It’s not that I’m an egomaniac who needs to be loved. I am, however, a writer who needs to be read. I need to feel a concrete, immediate purpose for writing that I could never feel when writing poetry – even after experiencing some success with it. While I did (and do) believe that literary writing is of huge importance, it was hard for me to keep faith that my literary writing was important. Without that belief, I found such writing impossible to sustain in the face of all the other things that undeniably are important – earning a living, parenting my children, nurturing relationships.
Finding a supportive, encouraging community gave me the best gift of all: Finally giving myself permission to write about what I really want to write about, in the way I most enjoy writing.
I let go of my aspirations to write Literature about Really Important Things.
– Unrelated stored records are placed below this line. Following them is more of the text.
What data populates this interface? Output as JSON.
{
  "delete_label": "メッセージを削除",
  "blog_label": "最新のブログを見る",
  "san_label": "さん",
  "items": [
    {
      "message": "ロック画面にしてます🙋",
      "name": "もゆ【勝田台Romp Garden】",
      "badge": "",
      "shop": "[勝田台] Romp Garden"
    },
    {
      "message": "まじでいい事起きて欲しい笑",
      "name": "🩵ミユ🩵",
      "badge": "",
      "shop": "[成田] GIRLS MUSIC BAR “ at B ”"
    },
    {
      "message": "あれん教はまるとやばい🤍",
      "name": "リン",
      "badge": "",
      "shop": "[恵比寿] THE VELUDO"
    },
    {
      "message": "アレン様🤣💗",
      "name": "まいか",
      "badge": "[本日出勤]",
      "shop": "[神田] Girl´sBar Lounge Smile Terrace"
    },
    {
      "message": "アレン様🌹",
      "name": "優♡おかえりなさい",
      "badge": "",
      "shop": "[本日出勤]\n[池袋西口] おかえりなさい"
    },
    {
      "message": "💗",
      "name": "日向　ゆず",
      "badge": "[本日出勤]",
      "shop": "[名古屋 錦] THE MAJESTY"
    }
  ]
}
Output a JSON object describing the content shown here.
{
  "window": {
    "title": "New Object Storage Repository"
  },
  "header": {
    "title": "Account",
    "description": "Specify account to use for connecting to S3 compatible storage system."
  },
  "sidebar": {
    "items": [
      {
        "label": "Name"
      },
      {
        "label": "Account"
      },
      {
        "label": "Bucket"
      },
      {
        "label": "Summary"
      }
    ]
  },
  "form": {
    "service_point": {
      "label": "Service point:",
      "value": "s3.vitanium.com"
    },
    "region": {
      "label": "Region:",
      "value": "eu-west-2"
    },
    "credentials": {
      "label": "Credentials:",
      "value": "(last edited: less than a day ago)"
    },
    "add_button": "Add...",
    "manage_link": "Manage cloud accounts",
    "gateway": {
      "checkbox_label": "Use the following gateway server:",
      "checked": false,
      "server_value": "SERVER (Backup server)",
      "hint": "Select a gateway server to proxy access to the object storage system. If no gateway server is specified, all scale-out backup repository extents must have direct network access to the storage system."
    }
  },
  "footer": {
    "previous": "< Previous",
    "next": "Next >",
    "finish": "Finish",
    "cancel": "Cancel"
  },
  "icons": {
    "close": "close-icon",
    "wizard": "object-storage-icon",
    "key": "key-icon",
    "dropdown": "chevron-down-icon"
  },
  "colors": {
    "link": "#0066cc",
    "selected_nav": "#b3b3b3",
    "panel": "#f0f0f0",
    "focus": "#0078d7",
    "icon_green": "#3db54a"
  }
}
I let myself admit that writing poetry isn’t the creative work that gets my mind racing when I wake up early in the morning. What I really wanted to do – and explore through writing a blog – is figure out how making a home intersects with making a good life.
So I let my first blog go and launched another one focused on my efforts to renovate a home and grow a blended family in it. I think the true topic of my blog is redemption – which is still a pretty important thing, right? – but I’m writing about it in a way that I never would have imagined when I was younger and told people that I wanted to be a writer.
I don’t really know where the blog is going to go, or even where I want it to go or what more I want to get from it. I do know, though, that if I decide to pursue more traditional routes to publication, the blog will be something that better positions me to do so. I’ve got a large and growing body of work to draw upon, and it’s much easier to get a book deal when you already have an audience and a platform. Blogging can get you that, too – and that’s why all writers really should have a blog, whether they are blocked or flowing, frustrated or happy, beginning or experienced.
Ready to jump in? How to get started is the topic for another post. I’ll get to writing that one soon, but right now I have five other posts I’m itching to write for my blog. Considering how the perfectionism beast kept me from meeting the deadline on this one, I’d better get to them. I’ve got more growing to do, and writing my blog is the best way I know to do it.
Rita Ott Ramstad writes about second chances on her blog This (sorta) Old Life. In a previous writing life, she was a poet. Her collection The Play of Dark and Light received the Stafford/Hall Oregon Book Award for Poetry in 2003.